Querétaro is made up of three geographic zones: the Mesa del Centro, Sierra Madre Oriental, and Trans-Mexican Volcanic Belt. Due to the state’s location in central Mexico, the hot and dry climate of the north clashes against the wet and tropical climate of the south, creating a very eclectic mix of microclimates. Eighteen distinct ecosystems exist in the state, including tropical rainforests. Earthquakes are not uncommon in Querétaro (some experts have suggested this is due to aggressive mining efforts, though the government denies this accusation).
Not surprisingly, flora and fauna are also quite diverse in number and variety. Conifer and oak forests cover the northern landscape while tropical rainforests are dominant in the south. Beautiful Jacaranda trees can be seen all throughout the state and the capital city, boldly displaying vibrant purple flowers. Squirrels, bats, skunks, gray foxes, and gophers are typical mammals in Querétaro. Thick-billed parrots and woodpeckers are common in the forests.
Like the Jacaranda, Querétaro’s history is also colorful. The Otomi, who still exist in Querétaro today, are believed to be the first inhabitants of the area. Curiously, the Otomi differed from most indigenous groups in the respect that they were successfully converted to Catholicism and sided with the Spanish after their arrival. The strength of the state’s economy allowed it to survive quite well on its own before the Mexican federal government fully consolidated its power. In 1848 the Treaty of Guadalupe Hidalgo was signed in Querétaro, ceding much of Mexico’s northern territory to the United States. Today Querétaro boasts a strong manufacturing economy and rich colonial atmosphere.

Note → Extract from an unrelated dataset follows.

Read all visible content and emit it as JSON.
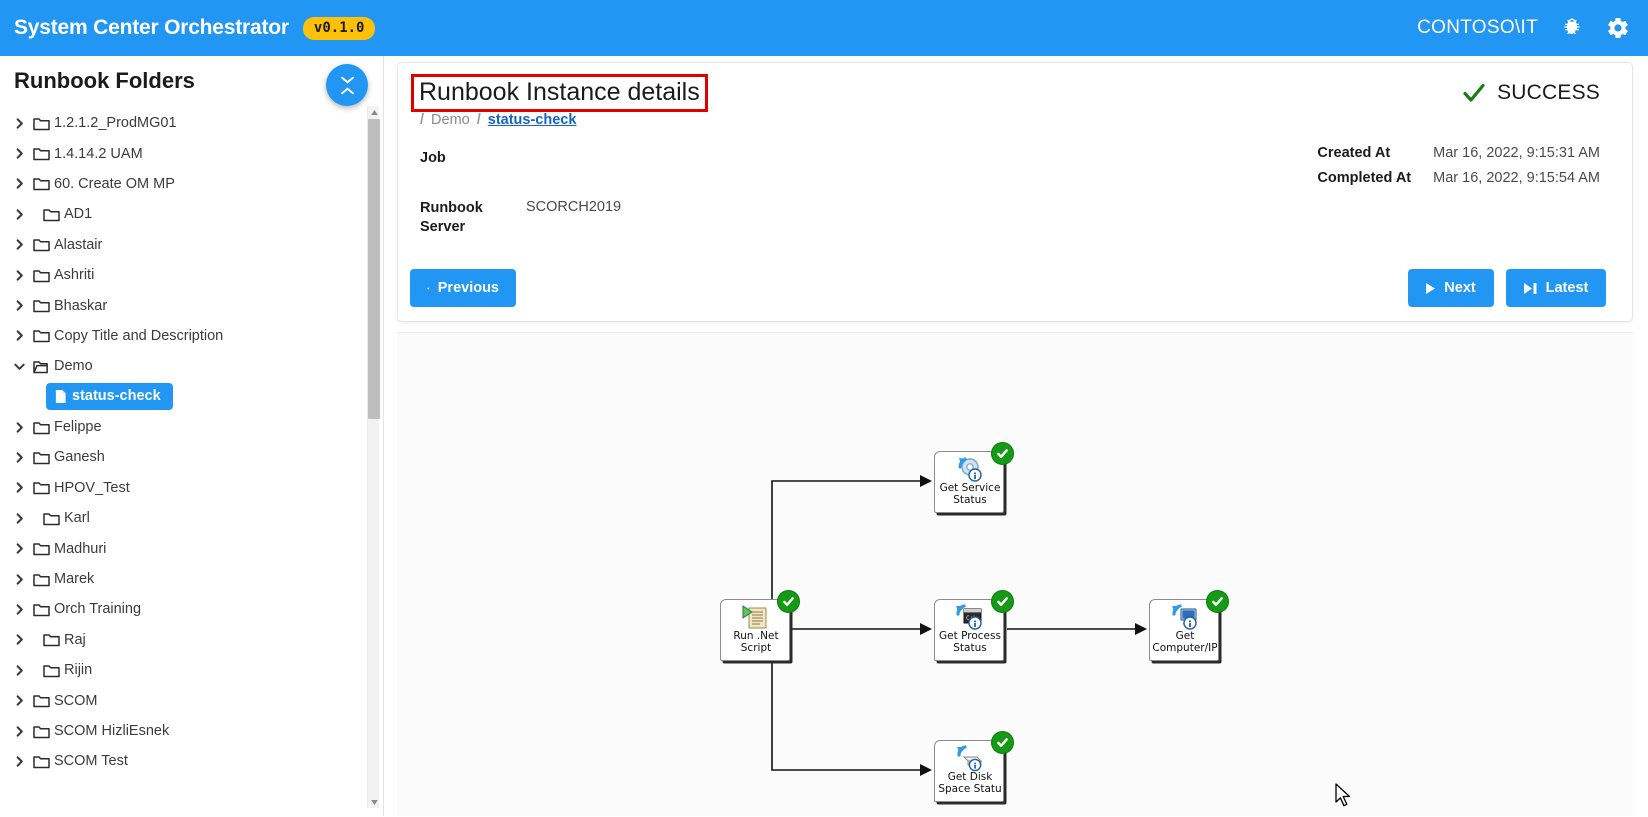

Querétaro’s citizens enjoy a higher standard of living and lower crime rate than other parts of Mexico, which is why it has a significant influx of migration from other areas. The population is almost entirely Catholic, and even the sizeable Otomi and Pame communities tend to be Catholic as well. Every April, thousands of Mexicans crowd into San Joaquin for the annual Huapango contest. Huapango is an extremely popular dance style from northeastern Mexico. Many excellent writers come from Querétaro as well, such as Roman Lujan, Cesar Cano, and Juan Maria Wenceslao.
Our 2007 Querétaro coin (pictured) displays the words ESTADO DE QUERÉTARO DE ARTEAGA on the reverse. There is also an aqueduct in addition to the Santa Rosa de Viterbo church in the backdrop. The obverse displays the Mexican national shield with an eagle perched atop a cactus.
The Siege of Querétaro and the capture and execution of Emperor Maximilian, the Querétaro Literary Society, and other interesting connections to the state are explored in the Whitman Encyclopedia of Mexican Money. The third volume of the encyclopedia will debut this year; volume 1 (an introduction to Mexican coinage, for collectors and historians) and volume 2 (covering modern coins of Mexico, 1905 to date, including commemorative coinage) are available now.